=== To do ===
For every entry, reproduce the wording exactly and omit any image it holds.
*** Opening of Input records ***
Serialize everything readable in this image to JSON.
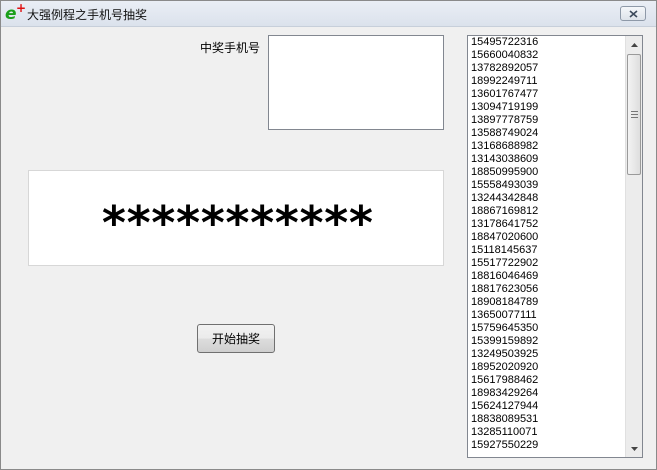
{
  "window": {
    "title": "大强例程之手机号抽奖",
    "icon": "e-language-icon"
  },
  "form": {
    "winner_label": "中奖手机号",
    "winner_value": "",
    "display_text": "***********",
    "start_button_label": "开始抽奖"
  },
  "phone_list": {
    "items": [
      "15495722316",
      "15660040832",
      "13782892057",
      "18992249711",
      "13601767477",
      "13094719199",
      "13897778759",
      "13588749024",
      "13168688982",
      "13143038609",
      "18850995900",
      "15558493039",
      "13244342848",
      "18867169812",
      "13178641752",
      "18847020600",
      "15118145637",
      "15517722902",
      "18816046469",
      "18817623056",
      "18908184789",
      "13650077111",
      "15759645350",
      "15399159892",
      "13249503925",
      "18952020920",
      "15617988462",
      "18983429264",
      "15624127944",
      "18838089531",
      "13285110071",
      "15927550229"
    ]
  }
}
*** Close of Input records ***
=== Result for this exercise ===
Serialize everything readable in this image to JSON.
{
  "window": {
    "title": "大强例程之手机号抽奖",
    "icon": "e-language-icon"
  },
  "form": {
    "winner_label": "中奖手机号",
    "winner_value": "",
    "display_text": "***********",
    "start_button_label": "开始抽奖"
  },
  "phone_list": {
    "items": [
      "15495722316",
      "15660040832",
      "13782892057",
      "18992249711",
      "13601767477",
      "13094719199",
      "13897778759",
      "13588749024",
      "13168688982",
      "13143038609",
      "18850995900",
      "15558493039",
      "13244342848",
      "18867169812",
      "13178641752",
      "18847020600",
      "15118145637",
      "15517722902",
      "18816046469",
      "18817623056",
      "18908184789",
      "13650077111",
      "15759645350",
      "15399159892",
      "13249503925",
      "18952020920",
      "15617988462",
      "18983429264",
      "15624127944",
      "18838089531",
      "13285110071",
      "15927550229"
    ]
  }
}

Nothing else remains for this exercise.